SUPPLIED DATA.

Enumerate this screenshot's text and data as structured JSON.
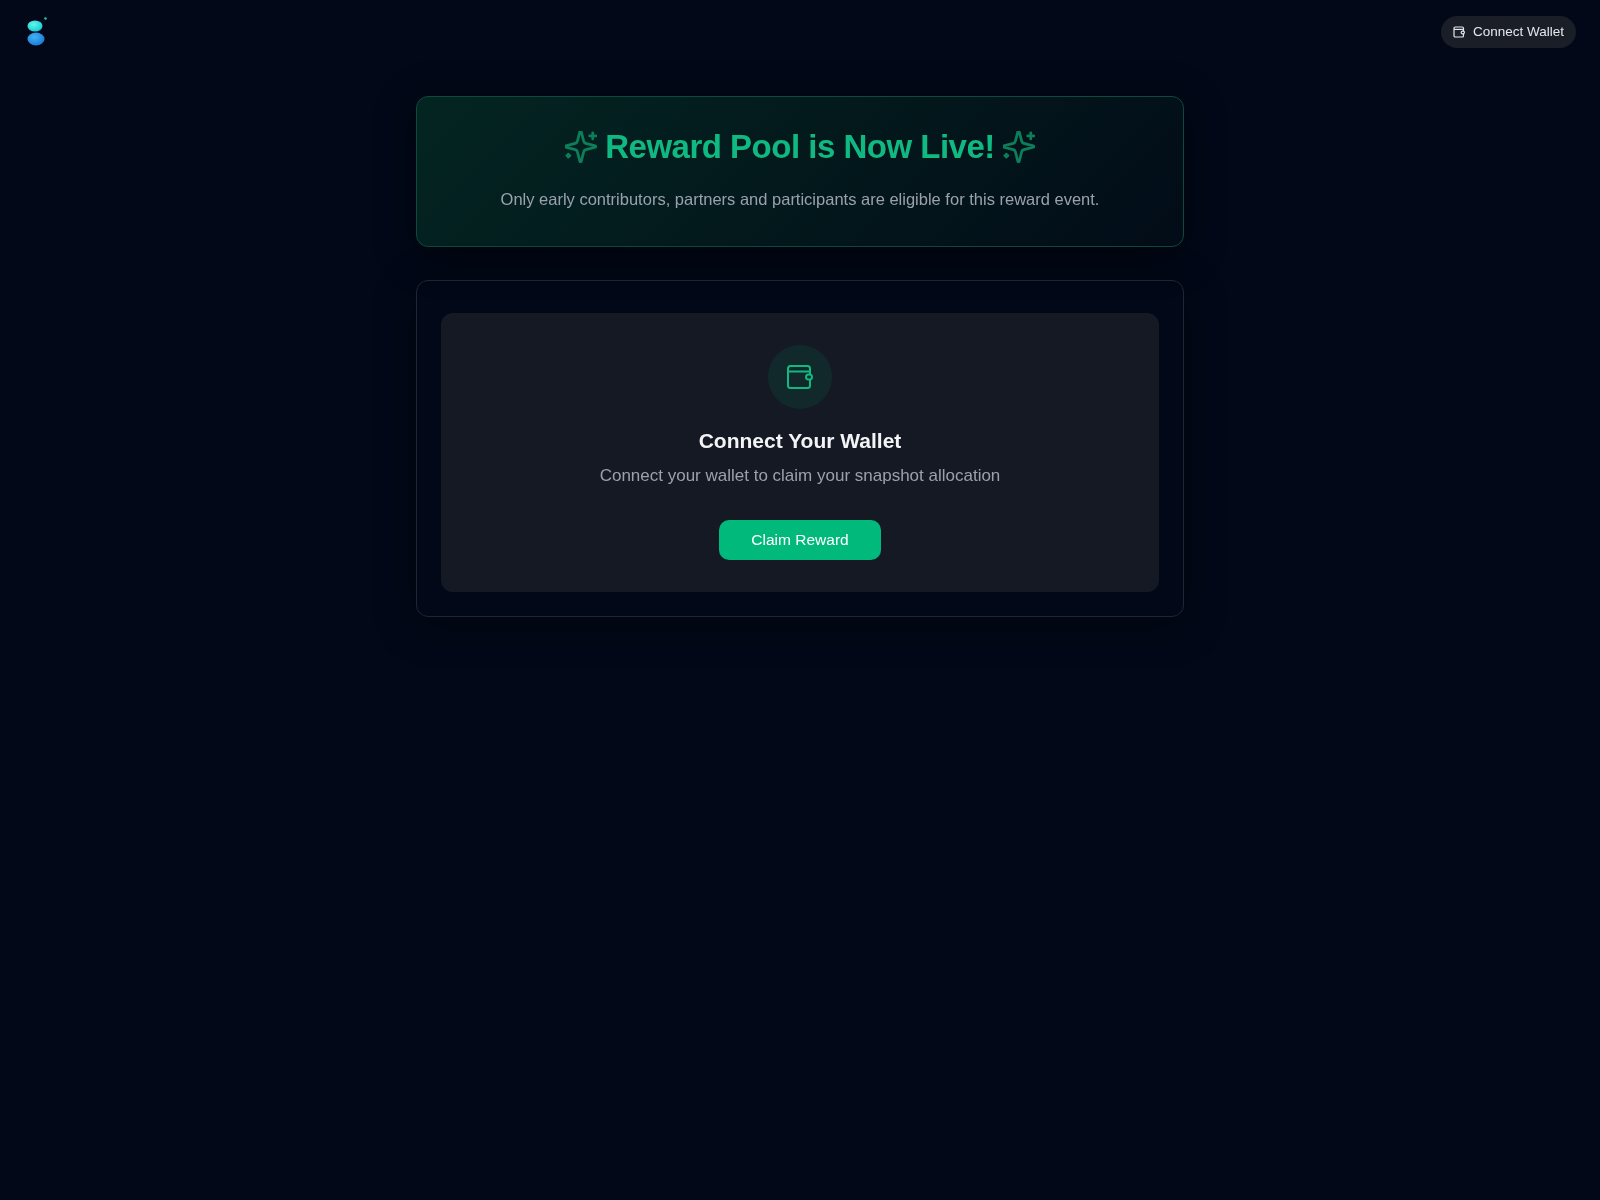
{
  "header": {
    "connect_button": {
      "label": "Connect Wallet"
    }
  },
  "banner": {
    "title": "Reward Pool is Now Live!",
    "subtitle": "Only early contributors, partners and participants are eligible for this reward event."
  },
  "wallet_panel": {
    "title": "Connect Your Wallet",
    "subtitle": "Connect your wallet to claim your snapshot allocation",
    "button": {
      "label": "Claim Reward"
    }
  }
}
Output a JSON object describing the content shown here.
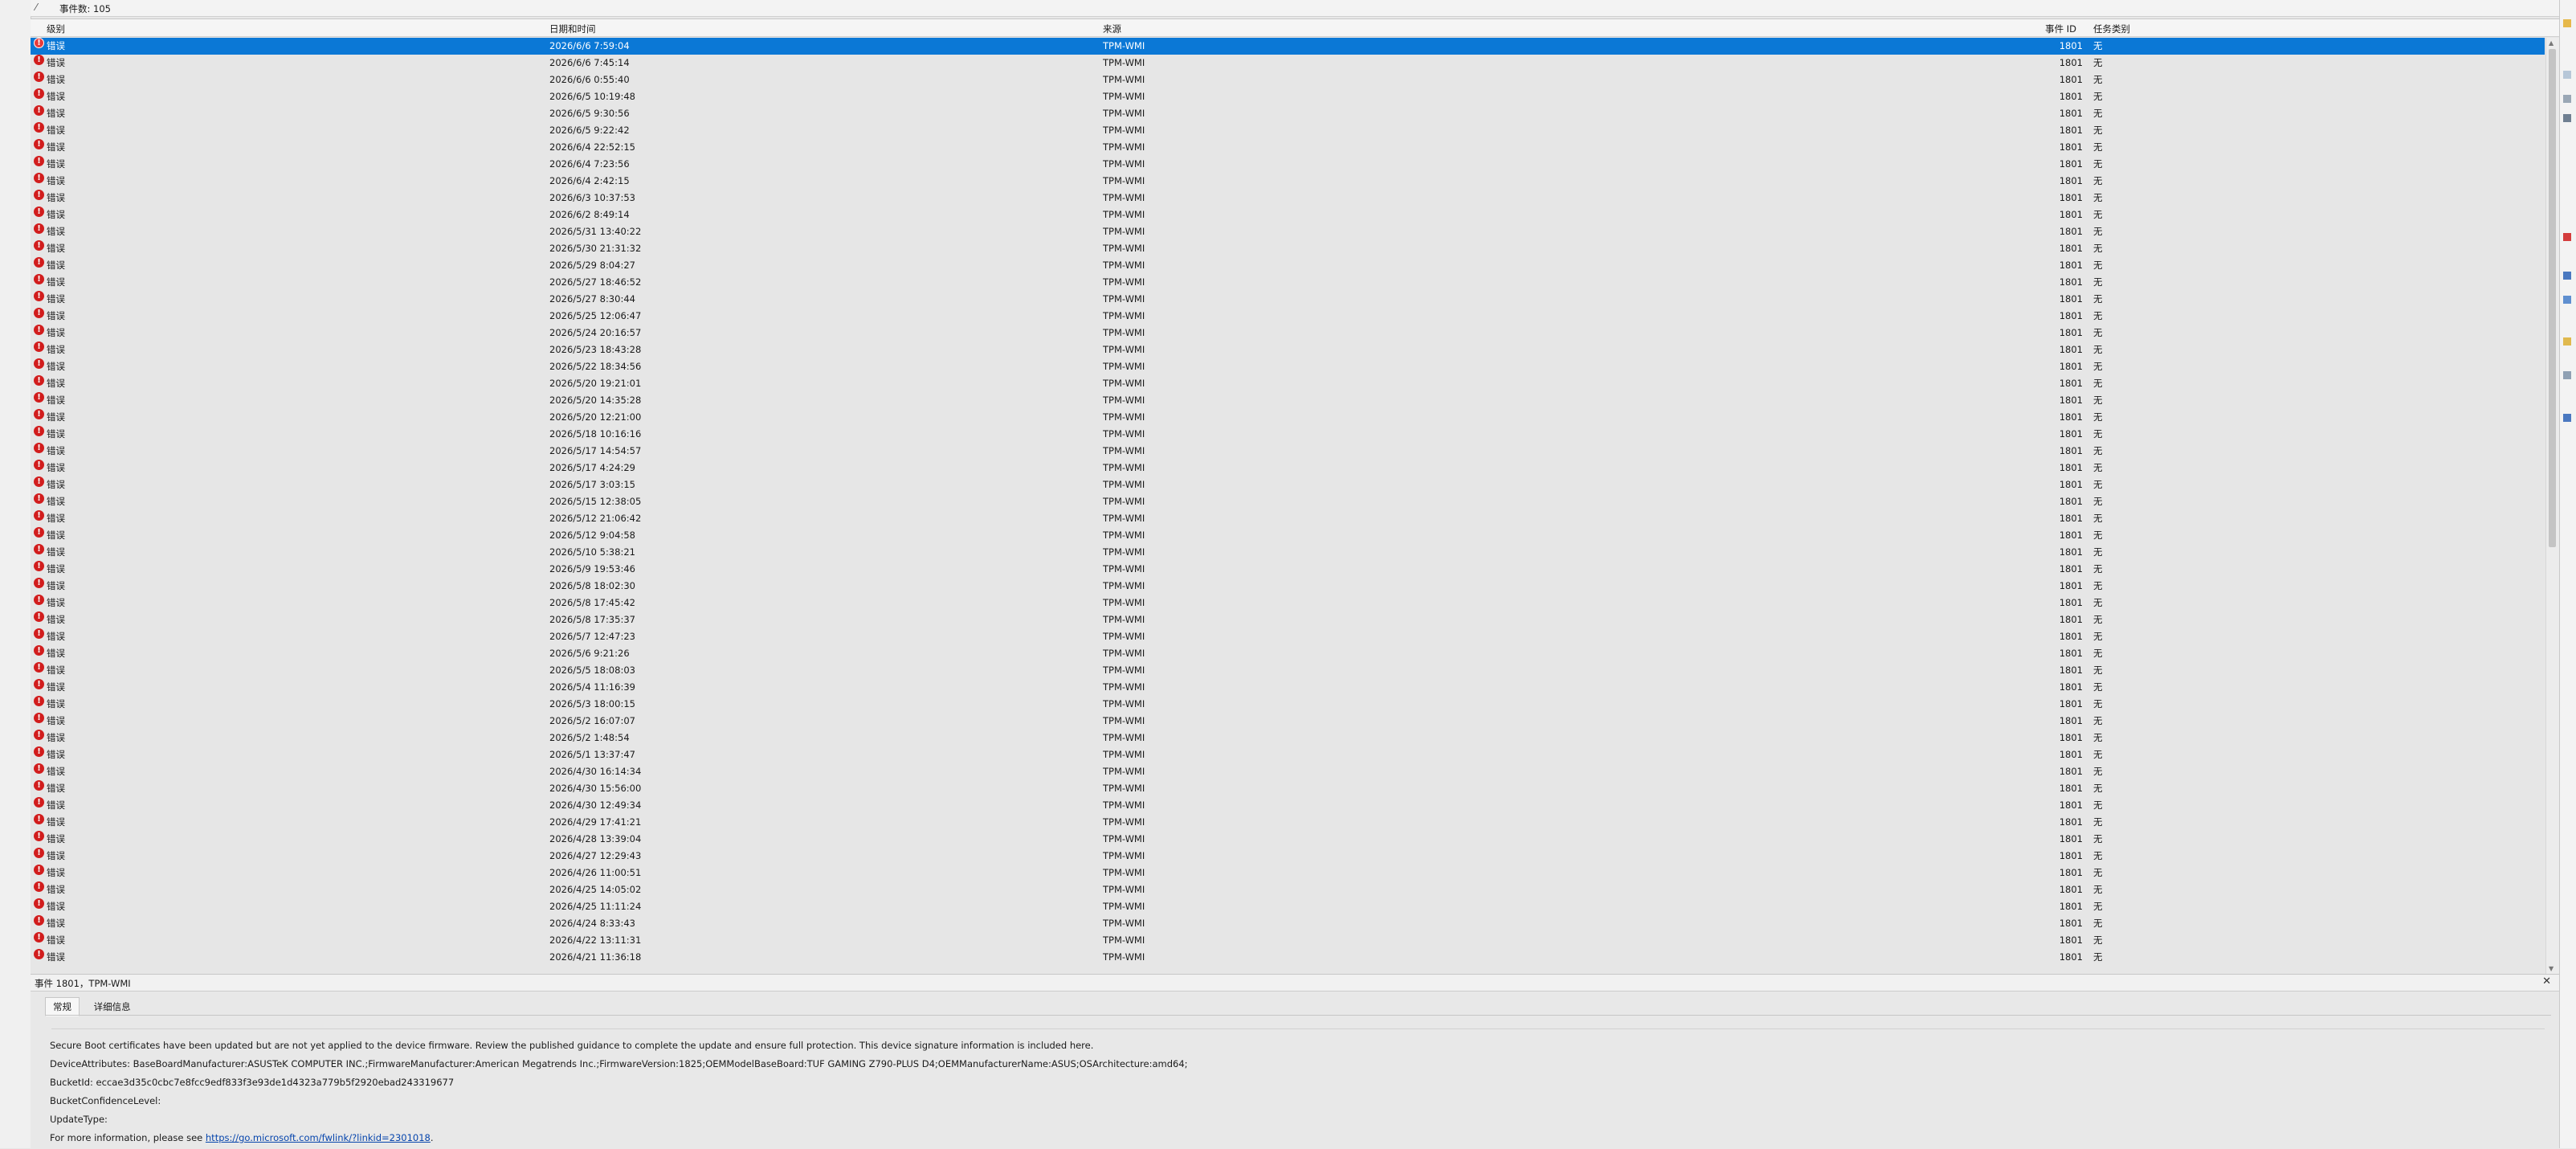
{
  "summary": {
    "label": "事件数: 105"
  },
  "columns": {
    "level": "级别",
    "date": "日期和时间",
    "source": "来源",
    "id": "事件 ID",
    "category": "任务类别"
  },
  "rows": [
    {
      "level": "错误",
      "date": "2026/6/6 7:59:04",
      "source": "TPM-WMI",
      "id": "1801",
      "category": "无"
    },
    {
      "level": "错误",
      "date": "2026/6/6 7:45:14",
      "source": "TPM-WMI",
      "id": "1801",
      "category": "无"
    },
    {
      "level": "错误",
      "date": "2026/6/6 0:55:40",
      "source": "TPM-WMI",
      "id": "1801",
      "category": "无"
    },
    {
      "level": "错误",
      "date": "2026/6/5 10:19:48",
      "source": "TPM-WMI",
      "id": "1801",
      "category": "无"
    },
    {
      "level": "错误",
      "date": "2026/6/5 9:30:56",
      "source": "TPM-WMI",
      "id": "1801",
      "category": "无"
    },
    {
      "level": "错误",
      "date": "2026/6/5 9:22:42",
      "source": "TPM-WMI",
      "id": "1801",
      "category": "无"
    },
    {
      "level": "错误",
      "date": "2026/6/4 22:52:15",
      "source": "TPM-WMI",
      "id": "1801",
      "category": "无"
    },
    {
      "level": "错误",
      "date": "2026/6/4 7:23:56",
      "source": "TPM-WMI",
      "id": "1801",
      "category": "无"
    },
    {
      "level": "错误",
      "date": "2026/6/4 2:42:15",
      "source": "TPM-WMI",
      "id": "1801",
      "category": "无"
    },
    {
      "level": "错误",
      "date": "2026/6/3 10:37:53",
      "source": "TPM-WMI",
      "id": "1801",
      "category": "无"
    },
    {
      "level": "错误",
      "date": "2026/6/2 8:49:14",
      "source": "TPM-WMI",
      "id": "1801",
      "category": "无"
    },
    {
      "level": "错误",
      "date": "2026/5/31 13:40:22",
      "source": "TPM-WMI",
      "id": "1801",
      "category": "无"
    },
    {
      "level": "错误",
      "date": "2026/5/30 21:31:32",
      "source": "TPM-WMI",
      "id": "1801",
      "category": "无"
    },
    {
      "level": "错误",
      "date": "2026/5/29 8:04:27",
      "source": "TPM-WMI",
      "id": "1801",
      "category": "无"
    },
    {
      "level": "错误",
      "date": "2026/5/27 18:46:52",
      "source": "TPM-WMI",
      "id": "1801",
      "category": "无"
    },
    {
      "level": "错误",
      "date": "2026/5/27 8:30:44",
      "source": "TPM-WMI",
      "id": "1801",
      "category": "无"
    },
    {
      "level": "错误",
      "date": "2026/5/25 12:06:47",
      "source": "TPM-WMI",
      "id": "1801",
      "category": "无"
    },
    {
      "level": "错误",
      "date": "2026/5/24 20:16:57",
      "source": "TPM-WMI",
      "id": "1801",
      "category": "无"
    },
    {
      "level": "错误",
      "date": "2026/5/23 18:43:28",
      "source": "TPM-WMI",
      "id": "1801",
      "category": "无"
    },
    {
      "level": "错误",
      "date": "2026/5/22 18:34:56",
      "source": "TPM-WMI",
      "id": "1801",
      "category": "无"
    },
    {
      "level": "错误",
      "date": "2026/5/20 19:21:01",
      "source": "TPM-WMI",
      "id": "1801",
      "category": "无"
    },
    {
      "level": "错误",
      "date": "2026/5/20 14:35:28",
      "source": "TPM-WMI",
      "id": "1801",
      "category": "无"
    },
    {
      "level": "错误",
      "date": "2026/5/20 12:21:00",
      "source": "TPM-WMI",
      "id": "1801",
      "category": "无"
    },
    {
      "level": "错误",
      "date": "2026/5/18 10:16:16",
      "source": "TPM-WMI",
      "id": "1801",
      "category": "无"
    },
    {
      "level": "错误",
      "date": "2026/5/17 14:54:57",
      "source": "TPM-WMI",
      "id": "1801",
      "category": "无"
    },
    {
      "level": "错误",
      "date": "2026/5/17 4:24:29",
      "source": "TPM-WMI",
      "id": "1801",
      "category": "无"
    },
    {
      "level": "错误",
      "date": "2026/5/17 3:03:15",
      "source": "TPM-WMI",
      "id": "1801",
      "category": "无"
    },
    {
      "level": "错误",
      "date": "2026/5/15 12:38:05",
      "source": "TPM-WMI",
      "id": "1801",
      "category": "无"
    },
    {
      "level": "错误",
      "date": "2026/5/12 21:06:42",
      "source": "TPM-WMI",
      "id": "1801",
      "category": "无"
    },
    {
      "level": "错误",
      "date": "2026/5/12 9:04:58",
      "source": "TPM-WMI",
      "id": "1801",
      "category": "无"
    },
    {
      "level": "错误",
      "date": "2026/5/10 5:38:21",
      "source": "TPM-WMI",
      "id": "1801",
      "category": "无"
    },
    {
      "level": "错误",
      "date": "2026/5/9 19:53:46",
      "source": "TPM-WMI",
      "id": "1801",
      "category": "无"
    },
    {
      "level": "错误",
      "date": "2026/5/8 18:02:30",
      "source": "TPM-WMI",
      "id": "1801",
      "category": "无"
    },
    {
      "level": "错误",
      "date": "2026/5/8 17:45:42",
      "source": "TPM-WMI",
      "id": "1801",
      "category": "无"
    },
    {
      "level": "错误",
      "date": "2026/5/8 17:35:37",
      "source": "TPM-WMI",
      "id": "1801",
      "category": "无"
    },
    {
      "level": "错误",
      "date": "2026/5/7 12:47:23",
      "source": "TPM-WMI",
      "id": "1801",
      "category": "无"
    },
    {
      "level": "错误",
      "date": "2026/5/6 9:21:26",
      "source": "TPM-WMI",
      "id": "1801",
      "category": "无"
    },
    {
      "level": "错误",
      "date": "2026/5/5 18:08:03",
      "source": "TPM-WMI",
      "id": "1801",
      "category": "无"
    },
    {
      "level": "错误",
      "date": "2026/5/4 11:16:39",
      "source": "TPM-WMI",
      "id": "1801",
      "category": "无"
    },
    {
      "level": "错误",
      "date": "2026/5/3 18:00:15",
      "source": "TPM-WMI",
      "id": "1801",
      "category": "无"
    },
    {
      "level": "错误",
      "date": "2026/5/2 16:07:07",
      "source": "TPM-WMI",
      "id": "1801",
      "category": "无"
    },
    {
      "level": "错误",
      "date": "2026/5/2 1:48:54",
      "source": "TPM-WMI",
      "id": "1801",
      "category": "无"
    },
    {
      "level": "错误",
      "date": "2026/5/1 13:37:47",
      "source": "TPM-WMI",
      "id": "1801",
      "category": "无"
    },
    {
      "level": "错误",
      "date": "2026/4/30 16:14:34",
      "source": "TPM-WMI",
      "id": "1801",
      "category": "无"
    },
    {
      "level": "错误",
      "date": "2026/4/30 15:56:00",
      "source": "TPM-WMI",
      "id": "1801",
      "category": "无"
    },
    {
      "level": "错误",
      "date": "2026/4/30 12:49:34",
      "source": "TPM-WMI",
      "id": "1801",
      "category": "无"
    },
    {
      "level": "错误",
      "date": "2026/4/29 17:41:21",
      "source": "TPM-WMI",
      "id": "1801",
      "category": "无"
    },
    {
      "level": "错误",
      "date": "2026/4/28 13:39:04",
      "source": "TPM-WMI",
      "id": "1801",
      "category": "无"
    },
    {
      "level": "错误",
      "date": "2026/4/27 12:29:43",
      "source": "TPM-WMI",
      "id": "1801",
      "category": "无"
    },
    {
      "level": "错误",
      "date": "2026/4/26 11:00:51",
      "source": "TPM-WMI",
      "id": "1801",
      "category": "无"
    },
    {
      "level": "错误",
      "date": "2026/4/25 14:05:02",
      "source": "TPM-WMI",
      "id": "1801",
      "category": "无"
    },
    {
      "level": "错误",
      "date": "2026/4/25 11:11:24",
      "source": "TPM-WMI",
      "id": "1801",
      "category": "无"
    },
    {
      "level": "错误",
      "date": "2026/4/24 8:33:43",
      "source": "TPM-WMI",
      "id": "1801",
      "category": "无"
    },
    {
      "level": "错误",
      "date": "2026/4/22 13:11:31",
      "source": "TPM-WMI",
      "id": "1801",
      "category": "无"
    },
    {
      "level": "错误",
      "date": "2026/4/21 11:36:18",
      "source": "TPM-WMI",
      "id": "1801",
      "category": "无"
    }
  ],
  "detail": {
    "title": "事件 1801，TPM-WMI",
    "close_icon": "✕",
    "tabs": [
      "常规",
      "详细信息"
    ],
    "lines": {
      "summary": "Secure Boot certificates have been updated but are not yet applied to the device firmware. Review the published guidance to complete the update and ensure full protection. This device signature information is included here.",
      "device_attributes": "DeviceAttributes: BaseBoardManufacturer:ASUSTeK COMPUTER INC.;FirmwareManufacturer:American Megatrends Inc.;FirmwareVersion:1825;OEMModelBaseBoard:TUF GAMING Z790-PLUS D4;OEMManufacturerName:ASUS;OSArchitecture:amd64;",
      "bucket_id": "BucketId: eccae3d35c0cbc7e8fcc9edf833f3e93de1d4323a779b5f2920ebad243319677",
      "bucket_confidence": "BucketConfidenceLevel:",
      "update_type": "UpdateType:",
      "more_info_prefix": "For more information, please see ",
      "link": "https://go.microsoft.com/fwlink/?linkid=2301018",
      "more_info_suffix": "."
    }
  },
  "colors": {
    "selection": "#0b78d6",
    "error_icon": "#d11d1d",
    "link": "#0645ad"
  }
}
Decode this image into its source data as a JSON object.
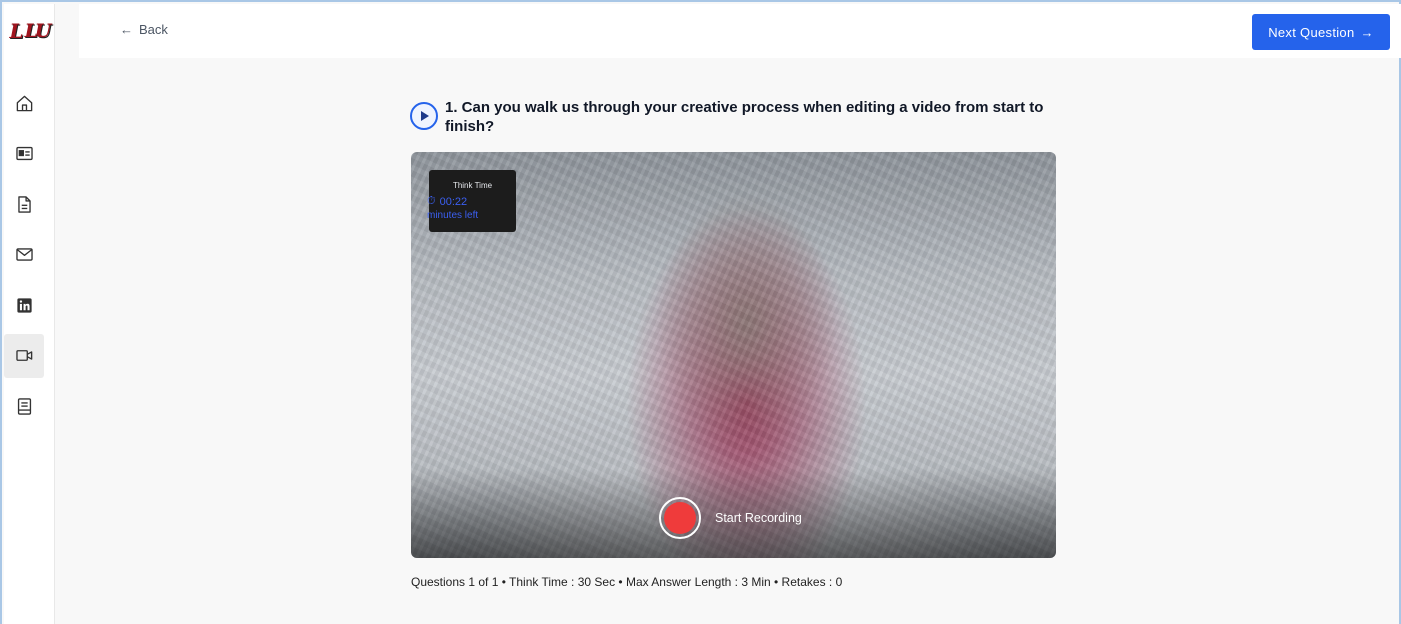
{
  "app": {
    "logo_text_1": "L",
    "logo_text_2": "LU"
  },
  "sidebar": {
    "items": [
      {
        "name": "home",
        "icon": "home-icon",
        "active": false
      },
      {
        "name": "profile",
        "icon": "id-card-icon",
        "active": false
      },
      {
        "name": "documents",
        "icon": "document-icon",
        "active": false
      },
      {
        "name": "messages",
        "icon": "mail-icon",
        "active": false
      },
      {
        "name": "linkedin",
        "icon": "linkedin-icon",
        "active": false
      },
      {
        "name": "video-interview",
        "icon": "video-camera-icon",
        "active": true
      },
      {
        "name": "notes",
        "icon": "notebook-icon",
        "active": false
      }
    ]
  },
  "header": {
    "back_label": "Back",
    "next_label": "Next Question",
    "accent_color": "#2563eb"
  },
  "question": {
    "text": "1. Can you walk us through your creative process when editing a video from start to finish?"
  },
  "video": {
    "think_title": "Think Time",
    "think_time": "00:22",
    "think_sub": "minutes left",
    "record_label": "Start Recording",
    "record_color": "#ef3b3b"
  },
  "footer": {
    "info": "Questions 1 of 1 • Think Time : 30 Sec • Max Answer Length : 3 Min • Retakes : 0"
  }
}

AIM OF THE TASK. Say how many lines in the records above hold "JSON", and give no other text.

WRITTEN SOLUTION. 3